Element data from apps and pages
↓↓↓
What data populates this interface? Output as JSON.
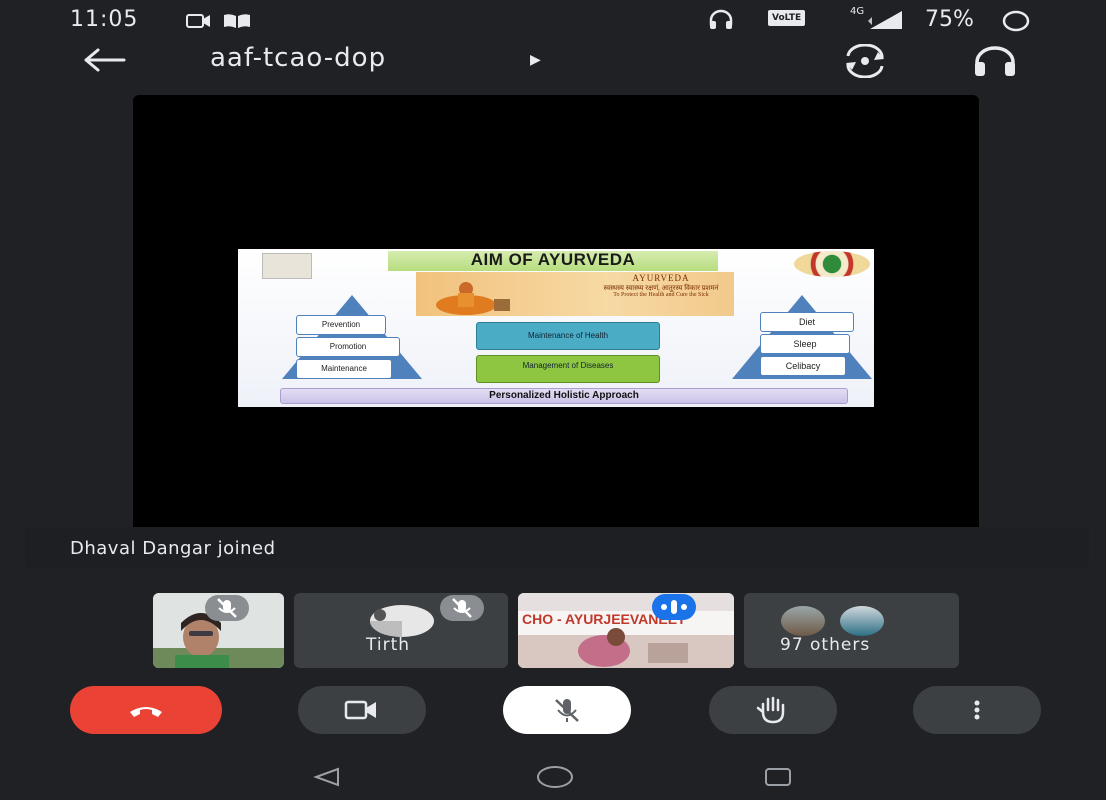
{
  "status_bar": {
    "time": "11:05",
    "network_label": "VoLTE",
    "signal_label": "4G",
    "battery": "75%"
  },
  "top_bar": {
    "meeting_code": "aaf-tcao-dop"
  },
  "slide": {
    "title": "AIM OF AYURVEDA",
    "banner_heading": "AYURVEDA",
    "banner_sanskrit": "स्वस्थस्य स्वास्थ्य रक्षणं, आतुरस्य विकार प्रशमनं",
    "banner_english": "To Protect the Health and Cure the Sick",
    "left_pyramid": [
      "Prevention",
      "Promotion",
      "Maintenance"
    ],
    "center_boxes": [
      "Maintenance of Health",
      "Management of Diseases"
    ],
    "right_pyramid": [
      "Diet",
      "Sleep",
      "Celibacy"
    ],
    "footer": "Personalized Holistic Approach"
  },
  "toast": {
    "message": "Dhaval Dangar joined"
  },
  "participants": {
    "tile2_name": "Tirth",
    "tile3_banner": "CHO - AYURJEEVANEET",
    "others_label": "97 others"
  },
  "colors": {
    "end_call": "#ea4335",
    "speaking": "#1a73e8",
    "background": "#202124"
  }
}
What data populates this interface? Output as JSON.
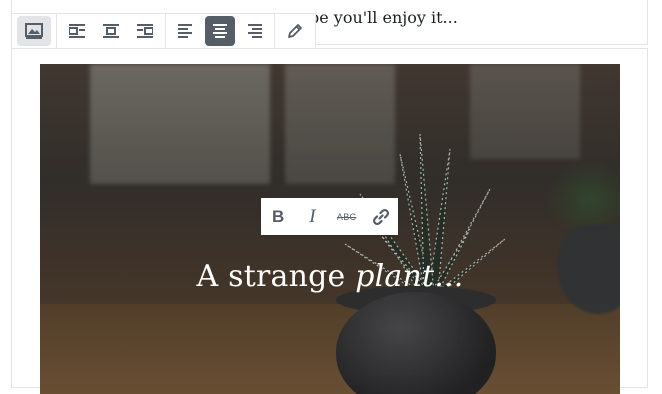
{
  "paragraph": {
    "text": "pe you'll enjoy it..."
  },
  "cover": {
    "caption_plain": "A strange ",
    "caption_italic": "plant..."
  },
  "block_toolbar": {
    "buttons": [
      "change-block-type",
      "align-left-wrap",
      "align-center-block",
      "align-right-wrap",
      "align-left",
      "align-center",
      "align-right",
      "edit"
    ],
    "active": "align-center"
  },
  "format_toolbar": {
    "bold_label": "B",
    "italic_label": "I",
    "strike_label": "ABC",
    "link_icon": "link-icon"
  },
  "colors": {
    "toolbar_icon": "#555d66",
    "active_bg": "#555d66",
    "border": "#e2e4e7"
  }
}
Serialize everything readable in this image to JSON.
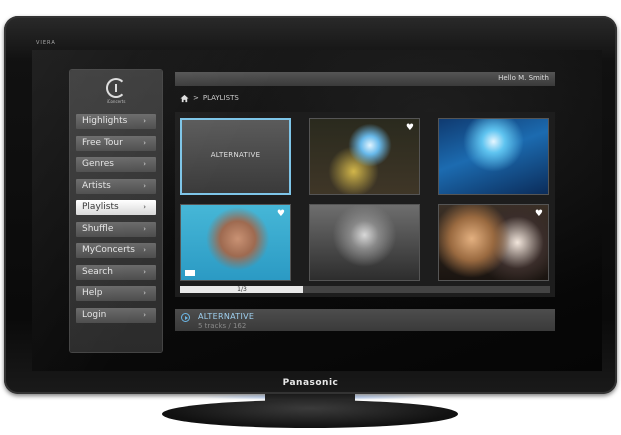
{
  "tv": {
    "small_brand": "VIERA",
    "logo": "Panasonic"
  },
  "app": {
    "name": "iConcerts"
  },
  "sidebar": {
    "items": [
      {
        "label": "Highlights",
        "active": false
      },
      {
        "label": "Free Tour",
        "active": false
      },
      {
        "label": "Genres",
        "active": false
      },
      {
        "label": "Artists",
        "active": false
      },
      {
        "label": "Playlists",
        "active": true
      },
      {
        "label": "Shuffle",
        "active": false
      },
      {
        "label": "MyConcerts",
        "active": false
      },
      {
        "label": "Search",
        "active": false
      },
      {
        "label": "Help",
        "active": false
      },
      {
        "label": "Login",
        "active": false
      }
    ],
    "chevron": "›"
  },
  "header": {
    "greeting": "Hello M. Smith"
  },
  "breadcrumb": {
    "home_icon": "home-icon",
    "separator": ">",
    "current": "PLAYLISTS"
  },
  "grid": {
    "tiles": [
      {
        "label": "ALTERNATIVE",
        "selected": true,
        "heart": false,
        "explicit": false
      },
      {
        "label": "",
        "selected": false,
        "heart": true,
        "explicit": false
      },
      {
        "label": "",
        "selected": false,
        "heart": false,
        "explicit": false
      },
      {
        "label": "",
        "selected": false,
        "heart": true,
        "explicit": true
      },
      {
        "label": "",
        "selected": false,
        "heart": false,
        "explicit": false
      },
      {
        "label": "",
        "selected": false,
        "heart": true,
        "explicit": false
      }
    ],
    "heart_glyph": "♥"
  },
  "pager": {
    "label": "1/3",
    "progress": 0.333
  },
  "now_selected": {
    "title": "ALTERNATIVE",
    "subtitle": "5 tracks / 162"
  },
  "colors": {
    "accent": "#7ec5e8",
    "active_menu_bg": "#ffffff",
    "menu_bg": "#5a5a5a"
  }
}
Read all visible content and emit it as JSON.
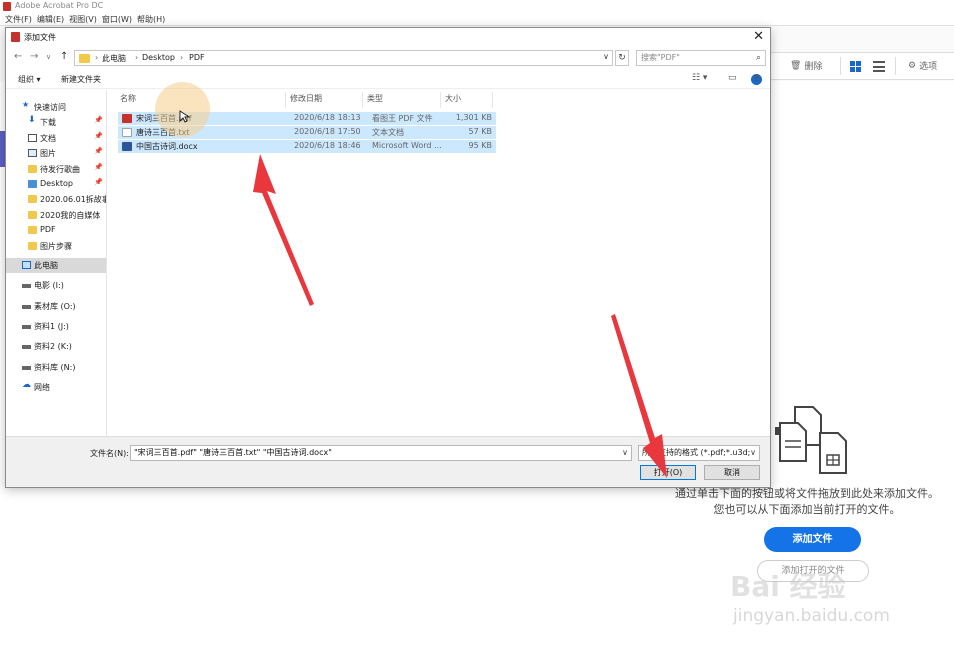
{
  "app": {
    "title": "Adobe Acrobat Pro DC",
    "menu": [
      "文件(F)",
      "编辑(E)",
      "视图(V)",
      "窗口(W)",
      "帮助(H)"
    ],
    "toolbar": {
      "delete_label": "删除",
      "options_label": "选项"
    },
    "drop_message_line1": "通过单击下面的按钮或将文件拖放到此处来添加文件。",
    "drop_message_line2": "您也可以从下面添加当前打开的文件。",
    "add_files_label": "添加文件",
    "add_open_label": "添加打开的文件",
    "watermark": "Bai 经验",
    "watermark_url": "jingyan.baidu.com"
  },
  "dialog": {
    "title": "添加文件",
    "breadcrumb": [
      "此电脑",
      "Desktop",
      "PDF"
    ],
    "search_placeholder": "搜索\"PDF\"",
    "organize_label": "组织 ▾",
    "new_folder_label": "新建文件夹",
    "nav": [
      {
        "label": "快速访问",
        "icon": "star-icon"
      },
      {
        "label": "下载",
        "icon": "download-icon",
        "pinned": true
      },
      {
        "label": "文档",
        "icon": "document-icon",
        "pinned": true
      },
      {
        "label": "图片",
        "icon": "picture-icon",
        "pinned": true
      },
      {
        "label": "待发行歌曲",
        "icon": "folder-icon",
        "pinned": true
      },
      {
        "label": "Desktop",
        "icon": "folder-icon",
        "pinned": true
      },
      {
        "label": "2020.06.01拆故事\\",
        "icon": "folder-icon"
      },
      {
        "label": "2020我的自媒体",
        "icon": "folder-icon"
      },
      {
        "label": "PDF",
        "icon": "folder-icon"
      },
      {
        "label": "图片步骤",
        "icon": "folder-icon"
      },
      {
        "label": "此电脑",
        "icon": "computer-icon",
        "selected": true
      },
      {
        "label": "电影 (I:)",
        "icon": "drive-icon"
      },
      {
        "label": "素材库 (O:)",
        "icon": "drive-icon"
      },
      {
        "label": "资料1 (J:)",
        "icon": "drive-icon"
      },
      {
        "label": "资料2 (K:)",
        "icon": "drive-icon"
      },
      {
        "label": "资料库 (N:)",
        "icon": "drive-icon"
      },
      {
        "label": "网络",
        "icon": "network-icon"
      }
    ],
    "columns": [
      "名称",
      "修改日期",
      "类型",
      "大小"
    ],
    "files": [
      {
        "name": "宋词三百首.pdf",
        "date": "2020/6/18 18:13",
        "type": "看图王 PDF 文件",
        "size": "1,301 KB",
        "icon": "pdf-icon",
        "color": "#c9302c"
      },
      {
        "name": "唐诗三百首.txt",
        "date": "2020/6/18 17:50",
        "type": "文本文档",
        "size": "57 KB",
        "icon": "txt-icon",
        "color": "#9aa5b1"
      },
      {
        "name": "中国古诗词.docx",
        "date": "2020/6/18 18:46",
        "type": "Microsoft Word ...",
        "size": "95 KB",
        "icon": "docx-icon",
        "color": "#2b579a"
      }
    ],
    "filename_label": "文件名(N):",
    "filename_value": "\"宋词三百首.pdf\" \"唐诗三百首.txt\" \"中国古诗词.docx\"",
    "filetype_value": "所有支持的格式 (*.pdf;*.u3d;*.",
    "open_label": "打开(O)",
    "cancel_label": "取消"
  },
  "colors": {
    "accent": "#1473e6",
    "selection": "#cce8ff",
    "arrow": "#e8373d"
  }
}
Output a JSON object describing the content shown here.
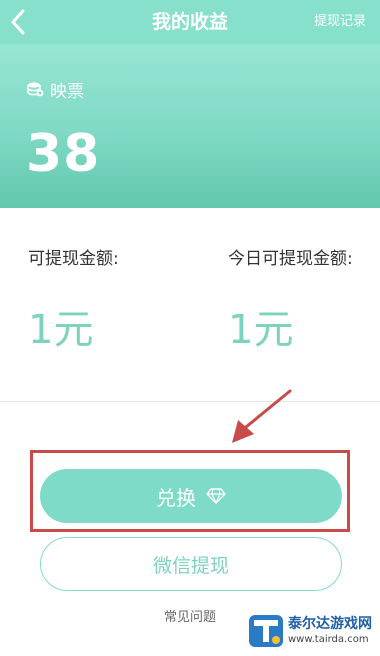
{
  "header": {
    "title": "我的收益",
    "right_link": "提现记录"
  },
  "card": {
    "label": "映票",
    "value": "38"
  },
  "withdrawable": {
    "label": "可提现金额:",
    "value": "1元"
  },
  "today_withdrawable": {
    "label": "今日可提现金额:",
    "value": "1元"
  },
  "buttons": {
    "exchange": "兑换",
    "wechat_withdraw": "微信提现"
  },
  "faq": "常见问题",
  "watermark": {
    "name": "泰尔达游戏网",
    "url": "www.tairda.com"
  },
  "colors": {
    "accent": "#86e0cc",
    "annotation": "#c94a4a"
  }
}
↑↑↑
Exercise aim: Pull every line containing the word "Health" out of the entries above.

Answer area:
    "banner_english": "To Protect the Health and Cure the Sick",
      "Maintenance of Health",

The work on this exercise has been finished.